My dad was known for his bright, easy smile and quick wit. People liked him and liked to be around him. But beyond the winning smile, keen intellect and great personality, people were drawn to dad because he loved them. I saw my dad love and bless each person he met–literally every person no matter how minor or brief their encounter. His life exuded encouragement and mercy and grace and blessing. I remember one time he and my mom were traveling to Iowa and stopped at a Hardee’s for ice cream. While in the line, dad struck up a conversation with a younger guy. Within minutes, the man told mom and dad of his rough past and new-found faith and his desire to change. There, amid the rushed customers, mom and dad prayed with him, gave him words of encouragement and blessed him. This is one example among many; his life was a life of giving. He took time to listen and bless.

So, my dad’s love for others wasn’t just philanthropic or born out of a general love for humanity. His love  and passion to bless people came out of his love and passion for his Savior, Jesus and out of a deep gratitude. His love and blessing were intentional. Dad struggled with depression. Dad struggled with his past. Dad struggled with self-image and worth. Dad struggled with an addictive personality. Dad struggled with pride. He would readily, easily and quickly share with you that Jesus was his only hope and without Him, he was nothing. The introverted scholar, who could easily have holed up in his man-cave forever, chose to leave the safety and quiet and comfort to bless and love others because of the Love he’d been shown.
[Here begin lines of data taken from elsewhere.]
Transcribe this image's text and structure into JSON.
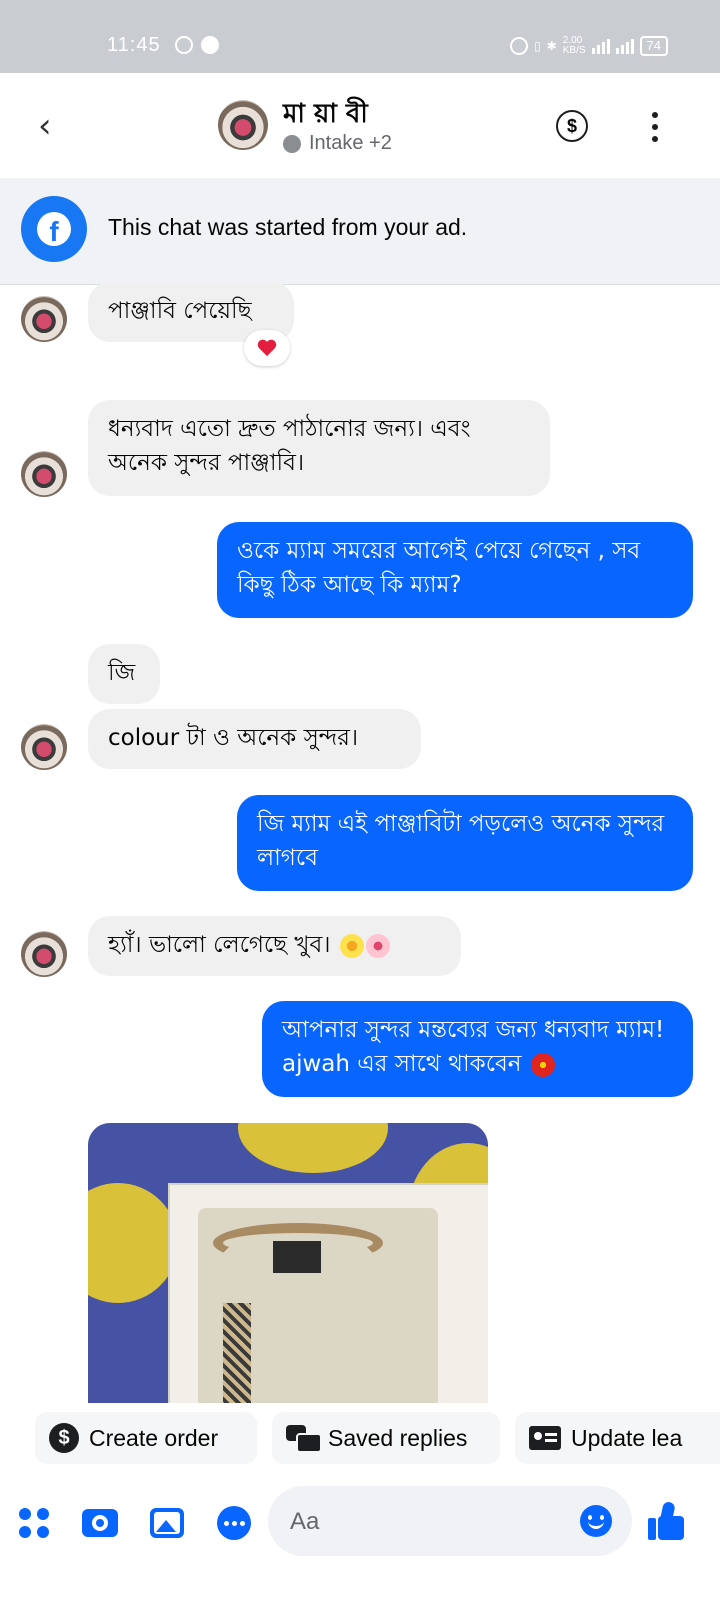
{
  "status_bar": {
    "time": "11:45",
    "speed_top": "2.00",
    "speed_bottom": "KB/S",
    "battery": "74"
  },
  "header": {
    "back_icon": "chevron-left-icon",
    "contact_name": "মা য়া বী",
    "subtitle": "Intake +2"
  },
  "ad_banner": {
    "text": "This chat was started from your ad."
  },
  "messages": [
    {
      "side": "in",
      "text": "পাঞ্জাবি পেয়েছি",
      "reaction": "red-heart"
    },
    {
      "side": "in",
      "text": "ধন্যবাদ এতো দ্রুত পাঠানোর জন্য। এবং অনেক সুন্দর পাঞ্জাবি।"
    },
    {
      "side": "out",
      "text": "ওকে ম্যাম সময়ের আগেই পেয়ে গেছেন , সব কিছু ঠিক আছে কি ম্যাম?"
    },
    {
      "side": "in",
      "text": "জি"
    },
    {
      "side": "in",
      "text": "colour টা ও অনেক সুন্দর।"
    },
    {
      "side": "out",
      "text": "জি ম্যাম এই পাঞ্জাবিটা পড়লেও অনেক সুন্দর লাগবে"
    },
    {
      "side": "in",
      "text": "হ্যাঁ। ভালো লেগেছে খুব।",
      "emoji": [
        "blossom-daisy",
        "cherry-blossom"
      ]
    },
    {
      "side": "out",
      "text": "আপনার সুন্দর মন্তব্যের জন্য ধন্যবাদ ম্যাম! ajwah এর সাথে থাকবেন",
      "emoji": [
        "hibiscus"
      ]
    },
    {
      "side": "in",
      "type": "photo",
      "subject": "boxed panjabi photo"
    }
  ],
  "quick_actions": [
    {
      "label": "Create order",
      "icon": "dollar-icon"
    },
    {
      "label": "Saved replies",
      "icon": "saved-replies-icon"
    },
    {
      "label": "Update lea",
      "icon": "contact-card-icon"
    }
  ],
  "composer": {
    "placeholder": "Aa"
  },
  "colors": {
    "accent": "#0866ff",
    "incoming_bubble": "#f0f0f0",
    "status_bar": "#c9ccd1",
    "facebook_blue": "#1877f2"
  }
}
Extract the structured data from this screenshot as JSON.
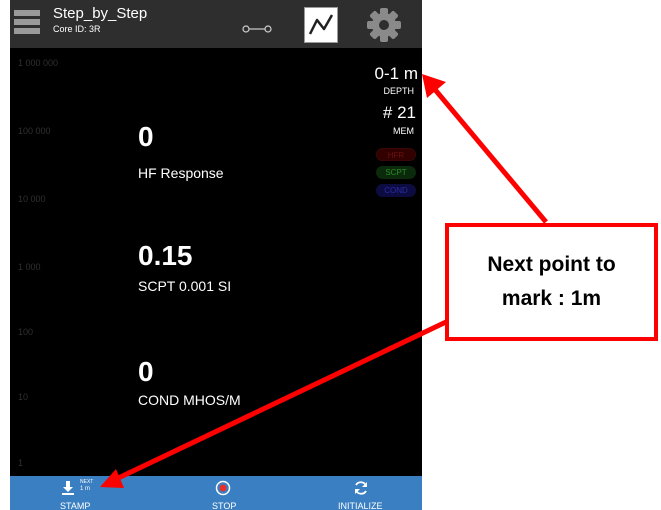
{
  "header": {
    "title": "Step_by_Step",
    "core_id": "Core ID: 3R",
    "menu_icon": "hamburger-icon",
    "link_icon": "link-icon",
    "chart_icon": "line-chart-icon",
    "settings_icon": "gear-icon"
  },
  "y_axis_labels": [
    "1 000 000",
    "100 000",
    "10 000",
    "1 000",
    "100",
    "10",
    "1"
  ],
  "status": {
    "depth_value": "0-1 m",
    "depth_label": "DEPTH",
    "mem_value": "# 21",
    "mem_label": "MEM",
    "badges": [
      "HFR",
      "SCPT",
      "COND"
    ]
  },
  "readings": [
    {
      "value": "0",
      "label": "HF Response"
    },
    {
      "value": "0.15",
      "label": "SCPT 0.001 SI"
    },
    {
      "value": "0",
      "label": "COND MHOS/M"
    }
  ],
  "bottom_bar": {
    "stamp_label": "STAMP",
    "next_label": "NEXT",
    "next_value": "1 m",
    "stop_label": "STOP",
    "initialize_label": "INITIALIZE"
  },
  "annotation": {
    "callout_text": "Next point to mark : 1m"
  },
  "colors": {
    "bottom_bar": "#3a7fc1",
    "annotation_red": "#ff0000"
  }
}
He loved others well because of the great Love he’d been given.

I’m confident that his legacy of blessing reaches far beyond what we know because of this Love.

Would you do something for me today, in honor of his birthday?
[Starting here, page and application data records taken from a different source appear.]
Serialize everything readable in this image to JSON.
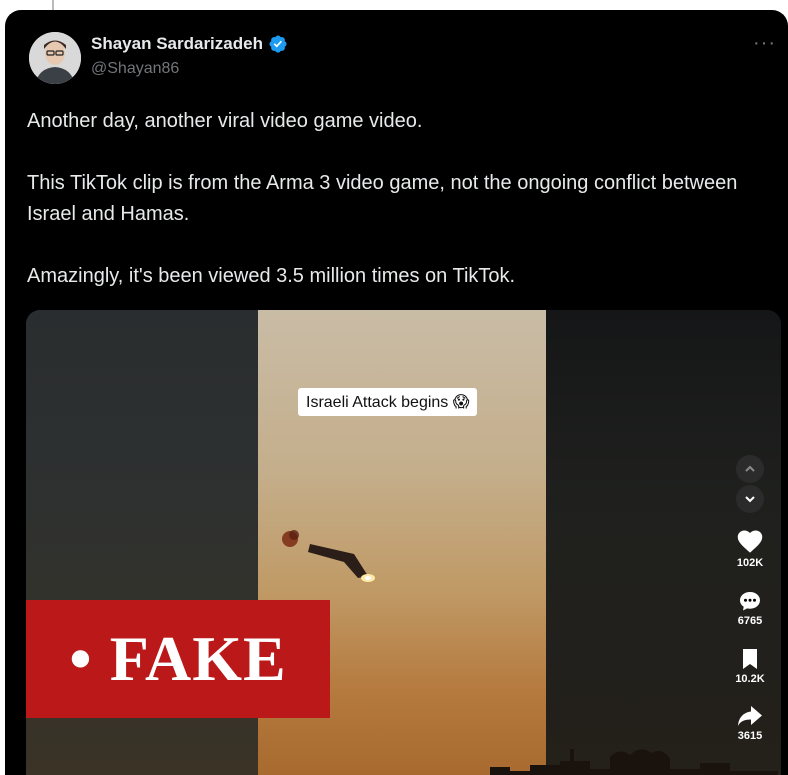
{
  "tweet": {
    "author_name": "Shayan Sardarizadeh",
    "author_handle": "@Shayan86",
    "more_label": "···",
    "paragraphs": [
      "Another day, another viral video game video.",
      "This TikTok clip is from the Arma 3 video game, not the ongoing conflict between Israel and Hamas.",
      "Amazingly, it's been viewed 3.5 million times on TikTok."
    ]
  },
  "media": {
    "caption": "Israeli Attack begins 😱",
    "fake_label": "• FAKE",
    "stats": {
      "likes": "102K",
      "comments": "6765",
      "saves": "10.2K",
      "shares": "3615"
    }
  },
  "icons": {
    "verified": "verified-badge-icon",
    "heart": "heart-icon",
    "comment": "comment-icon",
    "bookmark": "bookmark-icon",
    "share": "share-icon",
    "up": "chevron-up-icon",
    "down": "chevron-down-icon"
  },
  "colors": {
    "background": "#000000",
    "text": "#e7e9ea",
    "muted": "#71767b",
    "verified": "#1d9bf0",
    "fake_red": "#bb1919"
  }
}
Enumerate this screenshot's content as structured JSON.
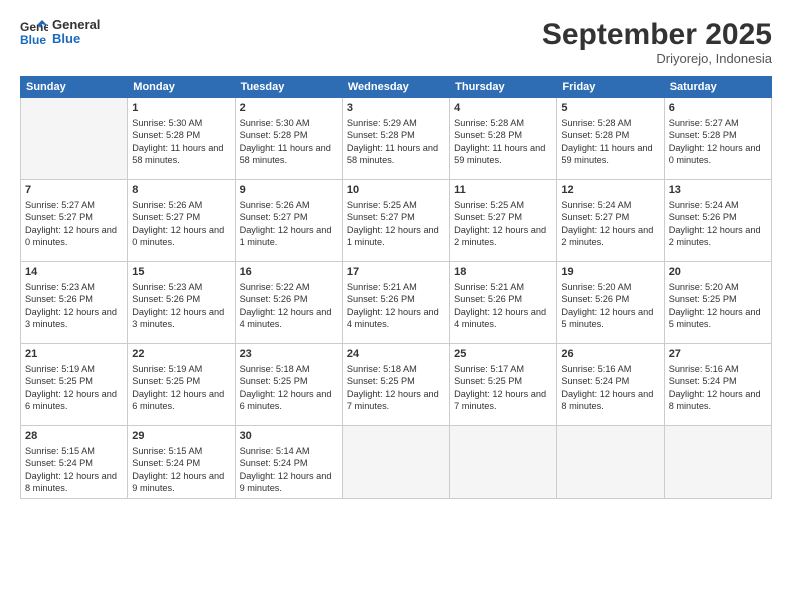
{
  "logo": {
    "line1": "General",
    "line2": "Blue"
  },
  "header": {
    "month": "September 2025",
    "location": "Driyorejo, Indonesia"
  },
  "weekdays": [
    "Sunday",
    "Monday",
    "Tuesday",
    "Wednesday",
    "Thursday",
    "Friday",
    "Saturday"
  ],
  "weeks": [
    [
      {
        "day": null
      },
      {
        "day": 1,
        "sunrise": "5:30 AM",
        "sunset": "5:28 PM",
        "daylight": "11 hours and 58 minutes."
      },
      {
        "day": 2,
        "sunrise": "5:30 AM",
        "sunset": "5:28 PM",
        "daylight": "11 hours and 58 minutes."
      },
      {
        "day": 3,
        "sunrise": "5:29 AM",
        "sunset": "5:28 PM",
        "daylight": "11 hours and 58 minutes."
      },
      {
        "day": 4,
        "sunrise": "5:28 AM",
        "sunset": "5:28 PM",
        "daylight": "11 hours and 59 minutes."
      },
      {
        "day": 5,
        "sunrise": "5:28 AM",
        "sunset": "5:28 PM",
        "daylight": "11 hours and 59 minutes."
      },
      {
        "day": 6,
        "sunrise": "5:27 AM",
        "sunset": "5:28 PM",
        "daylight": "12 hours and 0 minutes."
      }
    ],
    [
      {
        "day": 7,
        "sunrise": "5:27 AM",
        "sunset": "5:27 PM",
        "daylight": "12 hours and 0 minutes."
      },
      {
        "day": 8,
        "sunrise": "5:26 AM",
        "sunset": "5:27 PM",
        "daylight": "12 hours and 0 minutes."
      },
      {
        "day": 9,
        "sunrise": "5:26 AM",
        "sunset": "5:27 PM",
        "daylight": "12 hours and 1 minute."
      },
      {
        "day": 10,
        "sunrise": "5:25 AM",
        "sunset": "5:27 PM",
        "daylight": "12 hours and 1 minute."
      },
      {
        "day": 11,
        "sunrise": "5:25 AM",
        "sunset": "5:27 PM",
        "daylight": "12 hours and 2 minutes."
      },
      {
        "day": 12,
        "sunrise": "5:24 AM",
        "sunset": "5:27 PM",
        "daylight": "12 hours and 2 minutes."
      },
      {
        "day": 13,
        "sunrise": "5:24 AM",
        "sunset": "5:26 PM",
        "daylight": "12 hours and 2 minutes."
      }
    ],
    [
      {
        "day": 14,
        "sunrise": "5:23 AM",
        "sunset": "5:26 PM",
        "daylight": "12 hours and 3 minutes."
      },
      {
        "day": 15,
        "sunrise": "5:23 AM",
        "sunset": "5:26 PM",
        "daylight": "12 hours and 3 minutes."
      },
      {
        "day": 16,
        "sunrise": "5:22 AM",
        "sunset": "5:26 PM",
        "daylight": "12 hours and 4 minutes."
      },
      {
        "day": 17,
        "sunrise": "5:21 AM",
        "sunset": "5:26 PM",
        "daylight": "12 hours and 4 minutes."
      },
      {
        "day": 18,
        "sunrise": "5:21 AM",
        "sunset": "5:26 PM",
        "daylight": "12 hours and 4 minutes."
      },
      {
        "day": 19,
        "sunrise": "5:20 AM",
        "sunset": "5:26 PM",
        "daylight": "12 hours and 5 minutes."
      },
      {
        "day": 20,
        "sunrise": "5:20 AM",
        "sunset": "5:25 PM",
        "daylight": "12 hours and 5 minutes."
      }
    ],
    [
      {
        "day": 21,
        "sunrise": "5:19 AM",
        "sunset": "5:25 PM",
        "daylight": "12 hours and 6 minutes."
      },
      {
        "day": 22,
        "sunrise": "5:19 AM",
        "sunset": "5:25 PM",
        "daylight": "12 hours and 6 minutes."
      },
      {
        "day": 23,
        "sunrise": "5:18 AM",
        "sunset": "5:25 PM",
        "daylight": "12 hours and 6 minutes."
      },
      {
        "day": 24,
        "sunrise": "5:18 AM",
        "sunset": "5:25 PM",
        "daylight": "12 hours and 7 minutes."
      },
      {
        "day": 25,
        "sunrise": "5:17 AM",
        "sunset": "5:25 PM",
        "daylight": "12 hours and 7 minutes."
      },
      {
        "day": 26,
        "sunrise": "5:16 AM",
        "sunset": "5:24 PM",
        "daylight": "12 hours and 8 minutes."
      },
      {
        "day": 27,
        "sunrise": "5:16 AM",
        "sunset": "5:24 PM",
        "daylight": "12 hours and 8 minutes."
      }
    ],
    [
      {
        "day": 28,
        "sunrise": "5:15 AM",
        "sunset": "5:24 PM",
        "daylight": "12 hours and 8 minutes."
      },
      {
        "day": 29,
        "sunrise": "5:15 AM",
        "sunset": "5:24 PM",
        "daylight": "12 hours and 9 minutes."
      },
      {
        "day": 30,
        "sunrise": "5:14 AM",
        "sunset": "5:24 PM",
        "daylight": "12 hours and 9 minutes."
      },
      {
        "day": null
      },
      {
        "day": null
      },
      {
        "day": null
      },
      {
        "day": null
      }
    ]
  ]
}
Would you love people wholly and intentionally today?

When an interaction devolves into gossip, will you be the one to bring the grace and love and turn the conversation around?
Will you be the one to show kindness and grace to the person who bugs you (and perhaps everyone else) the most?
Will you greet each person you meet with kindness and openness, expecting the best instead of the worst?
Will you step out of your comfort zone, putting your own fears, busyness and agenda aside, to bring encouragement to someone else?
Will you pray with someone who needs it today?
Will you put your needs on the back-burner and live self-sacrificially today?
Will you refrain from the snarky comment at someone else’s expense?
Will you show restraint and grace when you don’t agree with someone else’s political or religious beliefs?
If you work in a school, will you look for the kid who tries to hide and try to make a connection?
If you’re a student, will you bless your classmates with kindness, respect and actual attention–yes, even the weird kid who picks his nose–in fact–especially the weird kid who picks his nose?
Will you be the one at the water cooler who brings words of life instead of criticism?

Will you plant seeds of kindness instead of selfishness?
Will you make today about blessing instead of cursing? Loving instead of ignoring? Boldly sharing grace instead of standing in judgement?
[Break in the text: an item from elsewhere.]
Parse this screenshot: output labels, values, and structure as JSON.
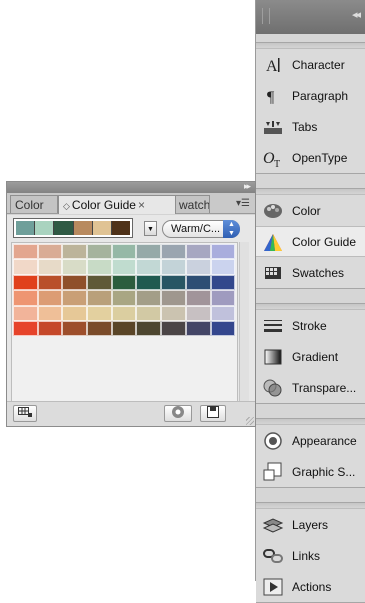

Will you intentionally share a legacy of blessing today?

Imagine the beauty in this day if we choose to live like this!